→ **TRY IT**:
In which lines of the data does the string "Platz" appear? Copy every one.

━━━━━ AVAILABLE DATA ━━━━━

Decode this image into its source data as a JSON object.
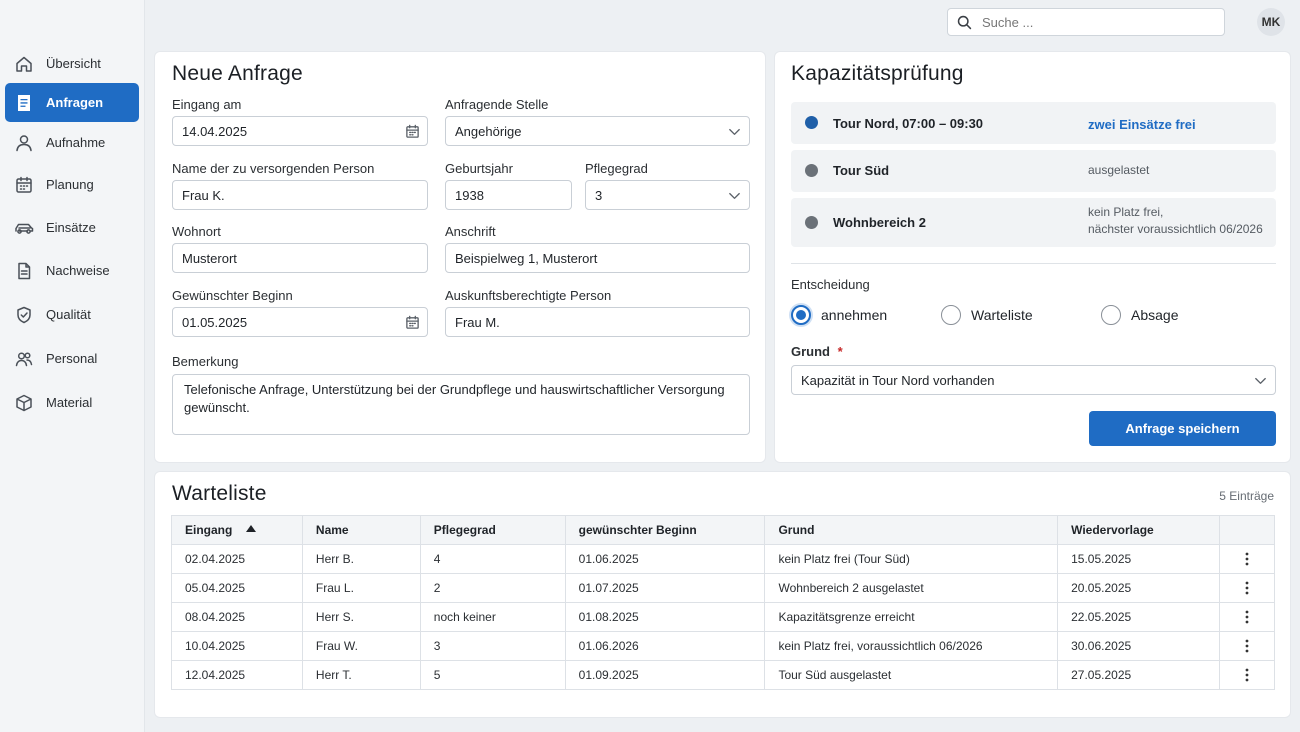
{
  "search": {
    "placeholder": "Suche ..."
  },
  "user": {
    "initials": "MK"
  },
  "sidebar": {
    "items": [
      {
        "label": "Übersicht",
        "icon": "home-icon",
        "active": false
      },
      {
        "label": "Anfragen",
        "icon": "document-icon",
        "active": true
      },
      {
        "label": "Aufnahme",
        "icon": "user-icon",
        "active": false
      },
      {
        "label": "Planung",
        "icon": "calendar-icon",
        "active": false
      },
      {
        "label": "Einsätze",
        "icon": "car-icon",
        "active": false
      },
      {
        "label": "Nachweise",
        "icon": "file-icon",
        "active": false
      },
      {
        "label": "Qualität",
        "icon": "shield-icon",
        "active": false
      },
      {
        "label": "Personal",
        "icon": "people-icon",
        "active": false
      },
      {
        "label": "Material",
        "icon": "box-icon",
        "active": false
      }
    ]
  },
  "form": {
    "title": "Neue Anfrage",
    "eingang_label": "Eingang am",
    "eingang_value": "14.04.2025",
    "stelle_label": "Anfragende Stelle",
    "stelle_value": "Angehörige",
    "name_label": "Name der zu versorgenden Person",
    "name_value": "Frau K.",
    "geburtsjahr_label": "Geburtsjahr",
    "geburtsjahr_value": "1938",
    "pflegegrad_label": "Pflegegrad",
    "pflegegrad_value": "3",
    "wohnort_label": "Wohnort",
    "wohnort_value": "Musterort",
    "anschrift_label": "Anschrift",
    "anschrift_value": "Beispielweg 1, Musterort",
    "beginn_label": "Gewünschter Beginn",
    "beginn_value": "01.05.2025",
    "auskunft_label": "Auskunftsberechtigte Person",
    "auskunft_value": "Frau M.",
    "bemerkung_label": "Bemerkung",
    "bemerkung_value": "Telefonische Anfrage, Unterstützung bei der Grundpflege und hauswirtschaftlicher Versorgung gewünscht."
  },
  "capacity": {
    "title": "Kapazitätsprüfung",
    "rows": [
      {
        "name": "Tour Nord, 07:00 – 09:30",
        "status": "zwei Einsätze frei",
        "dot_color": "#1f5fa8"
      },
      {
        "name": "Tour Süd",
        "status": "ausgelastet",
        "dot_color": "#6b7178"
      },
      {
        "name": "Wohnbereich 2",
        "status_line1": "kein Platz frei,",
        "status_line2": "nächster voraussichtlich 06/2026",
        "dot_color": "#6b7178"
      }
    ],
    "decision_label": "Entscheidung",
    "options": [
      "annehmen",
      "Warteliste",
      "Absage"
    ],
    "selected_option": "annehmen",
    "grund_label": "Grund",
    "grund_required": "*",
    "grund_value": "Kapazität in Tour Nord vorhanden",
    "save_label": "Anfrage speichern"
  },
  "waitlist": {
    "title": "Warteliste",
    "count": "5 Einträge",
    "columns": [
      "Eingang",
      "Name",
      "Pflegegrad",
      "gewünschter Beginn",
      "Grund",
      "Wiedervorlage"
    ],
    "rows": [
      [
        "02.04.2025",
        "Herr B.",
        "4",
        "01.06.2025",
        "kein Platz frei (Tour Süd)",
        "15.05.2025"
      ],
      [
        "05.04.2025",
        "Frau L.",
        "2",
        "01.07.2025",
        "Wohnbereich 2 ausgelastet",
        "20.05.2025"
      ],
      [
        "08.04.2025",
        "Herr S.",
        "noch keiner",
        "01.08.2025",
        "Kapazitätsgrenze erreicht",
        "22.05.2025"
      ],
      [
        "10.04.2025",
        "Frau W.",
        "3",
        "01.06.2026",
        "kein Platz frei, voraussichtlich 06/2026",
        "30.06.2025"
      ],
      [
        "12.04.2025",
        "Herr T.",
        "5",
        "01.09.2025",
        "Tour Süd ausgelastet",
        "27.05.2025"
      ]
    ]
  }
}
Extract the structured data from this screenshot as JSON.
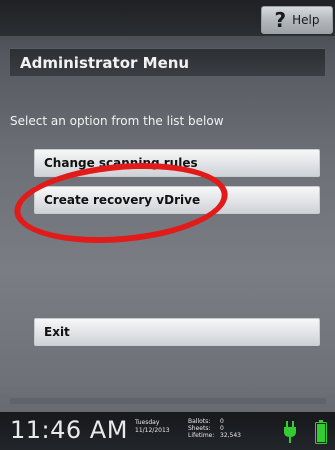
{
  "header": {
    "help_label": "Help",
    "help_icon": "question-mark-icon"
  },
  "menu": {
    "title": "Administrator Menu",
    "instructions": "Select an option from the list below",
    "options": [
      {
        "label": "Change scanning rules"
      },
      {
        "label": "Create recovery vDrive"
      }
    ],
    "exit_label": "Exit"
  },
  "status": {
    "time": "11:46 AM",
    "day": "Tuesday",
    "date": "11/12/2013",
    "ballots_label": "Ballots:",
    "ballots_value": "0",
    "sheets_label": "Sheets:",
    "sheets_value": "0",
    "lifetime_label": "Lifetime:",
    "lifetime_value": "32,543",
    "power_icon": "power-plug-icon",
    "battery_icon": "battery-icon",
    "icon_color": "#33cc33"
  },
  "annotation": {
    "highlight_color": "#e11a1a"
  }
}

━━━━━

→ **TASK RESPONSE**:
        "status_line1": "kein Platz frei,",
        "kein Platz frei (Tour Süd)",
        "kein Platz frei, voraussichtlich 06/2026",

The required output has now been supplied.